Problem description
Copy the records word for word, omitting all pictures.

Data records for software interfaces
--------------------------------
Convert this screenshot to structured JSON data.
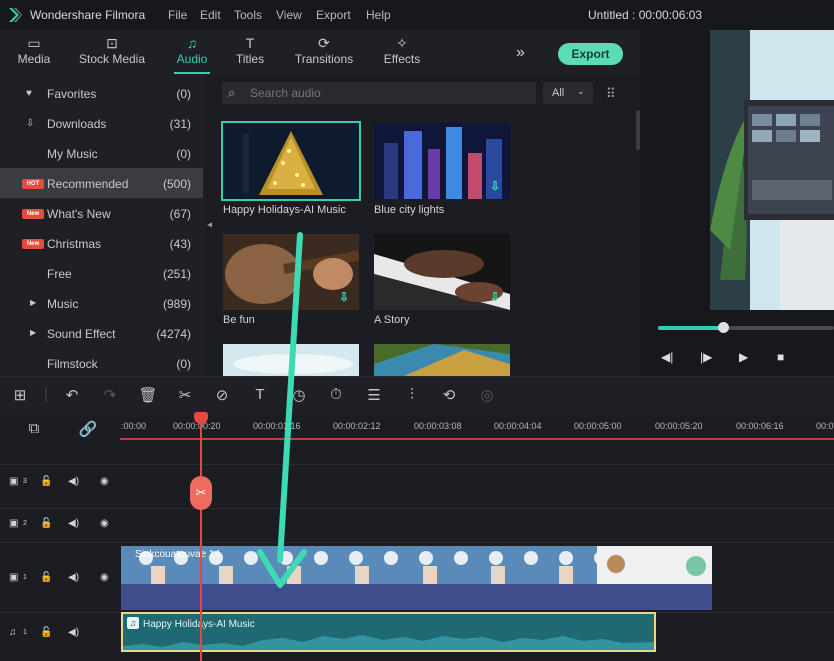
{
  "app": {
    "name": "Wondershare Filmora",
    "menu": [
      "File",
      "Edit",
      "Tools",
      "View",
      "Export",
      "Help"
    ],
    "document": "Untitled : 00:00:06:03"
  },
  "tabs": [
    {
      "label": "Media",
      "icon": "folder-icon"
    },
    {
      "label": "Stock Media",
      "icon": "stock-media-icon"
    },
    {
      "label": "Audio",
      "icon": "music-note-icon",
      "active": true
    },
    {
      "label": "Titles",
      "icon": "text-icon"
    },
    {
      "label": "Transitions",
      "icon": "transitions-icon"
    },
    {
      "label": "Effects",
      "icon": "effects-icon"
    }
  ],
  "more_symbol": "»",
  "export_label": "Export",
  "sidebar": {
    "items": [
      {
        "label": "Favorites",
        "count": "(0)",
        "icon": "heart-icon"
      },
      {
        "label": "Downloads",
        "count": "(31)",
        "icon": "download-icon"
      },
      {
        "label": "My Music",
        "count": "(0)"
      },
      {
        "label": "Recommended",
        "count": "(500)",
        "badge": "HOT",
        "active": true
      },
      {
        "label": "What's New",
        "count": "(67)",
        "badge": "New"
      },
      {
        "label": "Christmas",
        "count": "(43)",
        "badge": "New"
      },
      {
        "label": "Free",
        "count": "(251)"
      },
      {
        "label": "Music",
        "count": "(989)",
        "expandable": true
      },
      {
        "label": "Sound Effect",
        "count": "(4274)",
        "expandable": true
      },
      {
        "label": "Filmstock",
        "count": "(0)"
      }
    ]
  },
  "search": {
    "placeholder": "Search audio",
    "filter": "All"
  },
  "audio_items": [
    {
      "title": "Happy Holidays-AI Music",
      "selected": true
    },
    {
      "title": "Blue city lights",
      "downloadable": true
    },
    {
      "title": "Be fun",
      "downloadable": true
    },
    {
      "title": "A Story",
      "downloadable": true
    },
    {
      "title": ""
    },
    {
      "title": ""
    }
  ],
  "preview": {
    "progress": 0.37
  },
  "timeline": {
    "timecodes": [
      ":00:00",
      "00:00:00:20",
      "00:00:01:16",
      "00:00:02:12",
      "00:00:03:08",
      "00:00:04:04",
      "00:00:05:00",
      "00:00:05:20",
      "00:00:06:16",
      "00:0"
    ],
    "tracks": [
      {
        "label": "3",
        "type": "video"
      },
      {
        "label": "2",
        "type": "video"
      },
      {
        "label": "1",
        "type": "video"
      },
      {
        "label": "1",
        "type": "audio"
      }
    ],
    "video_clip_title": "Sinkcouatouvae 14",
    "audio_clip_title": "Happy Holidays-AI Music"
  },
  "colors": {
    "accent": "#33d1b0",
    "playhead": "#e8473e",
    "export": "#5bdcb4"
  }
}
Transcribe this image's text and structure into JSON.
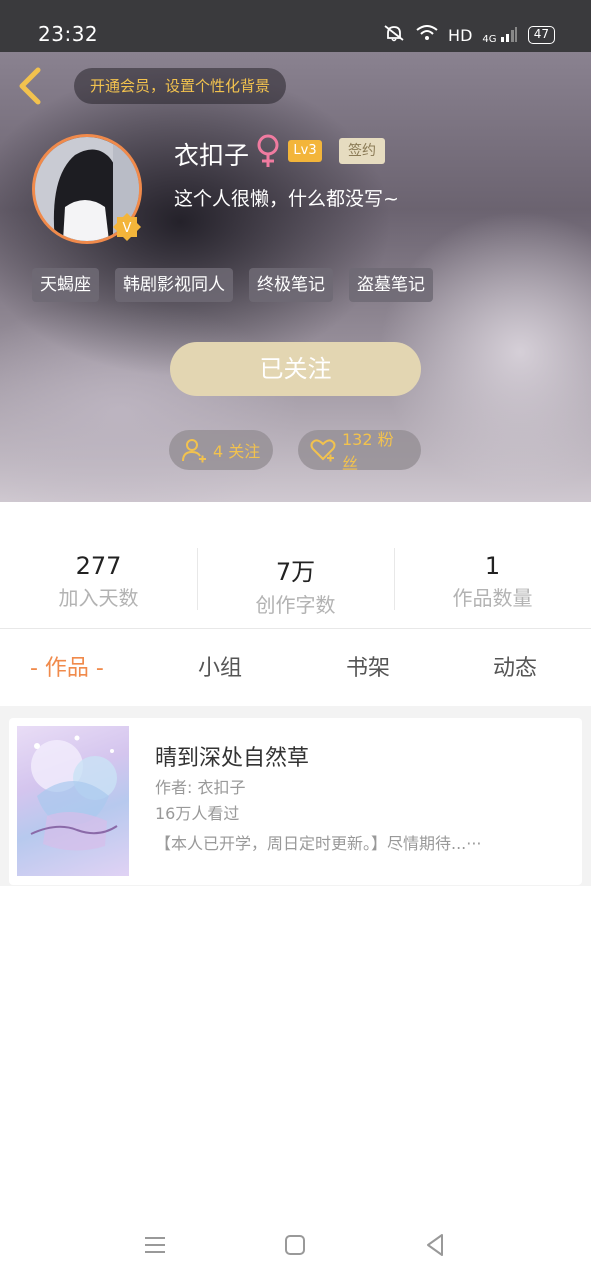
{
  "status_bar": {
    "time": "23:32",
    "network": "HD",
    "cell": "4G",
    "battery": "47"
  },
  "header": {
    "vip_banner": "开通会员，设置个性化背景",
    "username": "衣扣子",
    "level": "Lv3",
    "sign_badge": "签约",
    "bio": "这个人很懒，什么都没写~",
    "tags": [
      "天蝎座",
      "韩剧影视同人",
      "终极笔记",
      "盗墓笔记"
    ],
    "follow_button": "已关注",
    "following": "4 关注",
    "fans": "132 粉丝"
  },
  "stats": [
    {
      "value": "277",
      "label": "加入天数"
    },
    {
      "value": "7万",
      "label": "创作字数"
    },
    {
      "value": "1",
      "label": "作品数量"
    }
  ],
  "tabs": [
    "- 作品 -",
    "小组",
    "书架",
    "动态"
  ],
  "works": [
    {
      "title": "晴到深处自然草",
      "author": "作者: 衣扣子",
      "views": "16万人看过",
      "description": "【本人已开学，周日定时更新。】尽情期待...···"
    }
  ],
  "colors": {
    "accent": "#f08a4b",
    "gold": "#f2c24e",
    "follow_button": "#e3d6b2"
  },
  "icons": [
    "back-arrow-icon",
    "female-icon",
    "v-badge-icon",
    "person-add-icon",
    "heart-icon",
    "menu-icon",
    "home-icon",
    "back-icon"
  ]
}
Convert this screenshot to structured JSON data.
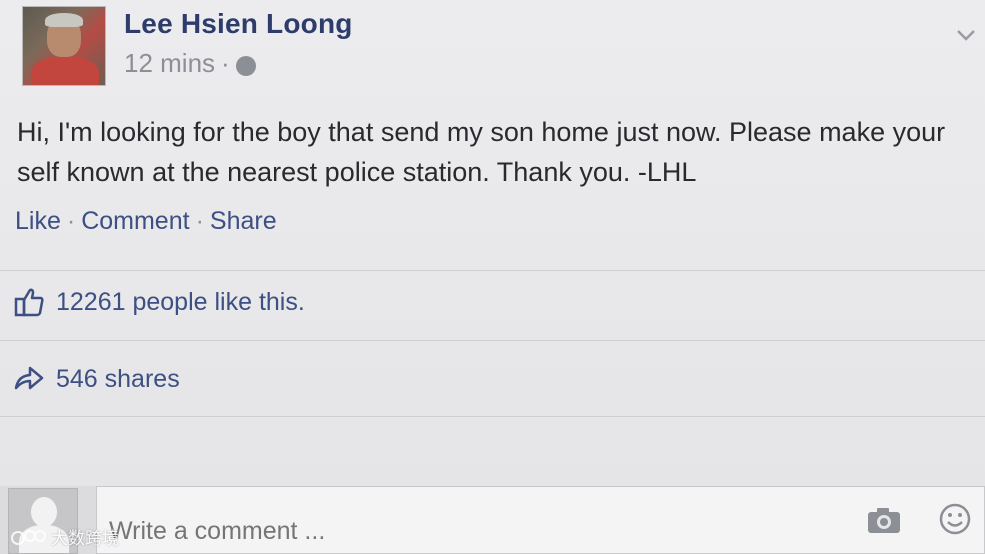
{
  "post": {
    "author": "Lee Hsien Loong",
    "timestamp": "12 mins",
    "meta_separator": "·",
    "privacy_icon": "globe-icon",
    "text": "Hi, I'm looking for the boy that send my son home just now. Please make your self known at the nearest police station. Thank you. -LHL",
    "actions": {
      "like": "Like",
      "comment": "Comment",
      "share": "Share",
      "separator": "·"
    }
  },
  "stats": {
    "likes_text": "12261 people like this.",
    "shares_text": "546 shares"
  },
  "comment_box": {
    "placeholder": "Write a comment ..."
  },
  "watermark": {
    "text": "大数跨境"
  },
  "colors": {
    "name_blue": "#2d3c6b",
    "link_blue": "#3d4f83",
    "meta_gray": "#8d8f96",
    "text_dark": "#2a2a2e"
  }
}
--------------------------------
Answer
Convert this screenshot to structured JSON data.
{
  "app": {
    "name": "Wondershare Filmora",
    "menu": [
      "File",
      "Edit",
      "Tools",
      "View",
      "Export",
      "Help"
    ],
    "document": "Untitled : 00:00:06:03"
  },
  "tabs": [
    {
      "label": "Media",
      "icon": "folder-icon"
    },
    {
      "label": "Stock Media",
      "icon": "stock-media-icon"
    },
    {
      "label": "Audio",
      "icon": "music-note-icon",
      "active": true
    },
    {
      "label": "Titles",
      "icon": "text-icon"
    },
    {
      "label": "Transitions",
      "icon": "transitions-icon"
    },
    {
      "label": "Effects",
      "icon": "effects-icon"
    }
  ],
  "more_symbol": "»",
  "export_label": "Export",
  "sidebar": {
    "items": [
      {
        "label": "Favorites",
        "count": "(0)",
        "icon": "heart-icon"
      },
      {
        "label": "Downloads",
        "count": "(31)",
        "icon": "download-icon"
      },
      {
        "label": "My Music",
        "count": "(0)"
      },
      {
        "label": "Recommended",
        "count": "(500)",
        "badge": "HOT",
        "active": true
      },
      {
        "label": "What's New",
        "count": "(67)",
        "badge": "New"
      },
      {
        "label": "Christmas",
        "count": "(43)",
        "badge": "New"
      },
      {
        "label": "Free",
        "count": "(251)"
      },
      {
        "label": "Music",
        "count": "(989)",
        "expandable": true
      },
      {
        "label": "Sound Effect",
        "count": "(4274)",
        "expandable": true
      },
      {
        "label": "Filmstock",
        "count": "(0)"
      }
    ]
  },
  "search": {
    "placeholder": "Search audio",
    "filter": "All"
  },
  "audio_items": [
    {
      "title": "Happy Holidays-AI Music",
      "selected": true
    },
    {
      "title": "Blue city lights",
      "downloadable": true
    },
    {
      "title": "Be fun",
      "downloadable": true
    },
    {
      "title": "A Story",
      "downloadable": true
    },
    {
      "title": ""
    },
    {
      "title": ""
    }
  ],
  "preview": {
    "progress": 0.37
  },
  "timeline": {
    "timecodes": [
      ":00:00",
      "00:00:00:20",
      "00:00:01:16",
      "00:00:02:12",
      "00:00:03:08",
      "00:00:04:04",
      "00:00:05:00",
      "00:00:05:20",
      "00:00:06:16",
      "00:0"
    ],
    "tracks": [
      {
        "label": "3",
        "type": "video"
      },
      {
        "label": "2",
        "type": "video"
      },
      {
        "label": "1",
        "type": "video"
      },
      {
        "label": "1",
        "type": "audio"
      }
    ],
    "video_clip_title": "Sinkcouatouvae 14",
    "audio_clip_title": "Happy Holidays-AI Music"
  },
  "colors": {
    "accent": "#33d1b0",
    "playhead": "#e8473e",
    "export": "#5bdcb4"
  }
}
Transcribe this image's text and structure into JSON.
{
  "status_bar": {
    "time": "23:32",
    "network": "HD",
    "cell": "4G",
    "battery": "47"
  },
  "header": {
    "vip_banner": "开通会员，设置个性化背景",
    "username": "衣扣子",
    "level": "Lv3",
    "sign_badge": "签约",
    "bio": "这个人很懒，什么都没写~",
    "tags": [
      "天蝎座",
      "韩剧影视同人",
      "终极笔记",
      "盗墓笔记"
    ],
    "follow_button": "已关注",
    "following": "4 关注",
    "fans": "132 粉丝"
  },
  "stats": [
    {
      "value": "277",
      "label": "加入天数"
    },
    {
      "value": "7万",
      "label": "创作字数"
    },
    {
      "value": "1",
      "label": "作品数量"
    }
  ],
  "tabs": [
    "- 作品 -",
    "小组",
    "书架",
    "动态"
  ],
  "works": [
    {
      "title": "晴到深处自然草",
      "author": "作者: 衣扣子",
      "views": "16万人看过",
      "description": "【本人已开学，周日定时更新。】尽情期待...···"
    }
  ],
  "colors": {
    "accent": "#f08a4b",
    "gold": "#f2c24e",
    "follow_button": "#e3d6b2"
  },
  "icons": [
    "back-arrow-icon",
    "female-icon",
    "v-badge-icon",
    "person-add-icon",
    "heart-icon",
    "menu-icon",
    "home-icon",
    "back-icon"
  ]
}
Convert this screenshot to structured JSON data.
{
  "post": {
    "author": "Lee Hsien Loong",
    "timestamp": "12 mins",
    "meta_separator": "·",
    "privacy_icon": "globe-icon",
    "text": "Hi, I'm looking for the boy that send my son home just now. Please make your self known at the nearest police station. Thank you. -LHL",
    "actions": {
      "like": "Like",
      "comment": "Comment",
      "share": "Share",
      "separator": "·"
    }
  },
  "stats": {
    "likes_text": "12261 people like this.",
    "shares_text": "546 shares"
  },
  "comment_box": {
    "placeholder": "Write a comment ..."
  },
  "watermark": {
    "text": "大数跨境"
  },
  "colors": {
    "name_blue": "#2d3c6b",
    "link_blue": "#3d4f83",
    "meta_gray": "#8d8f96",
    "text_dark": "#2a2a2e"
  }
}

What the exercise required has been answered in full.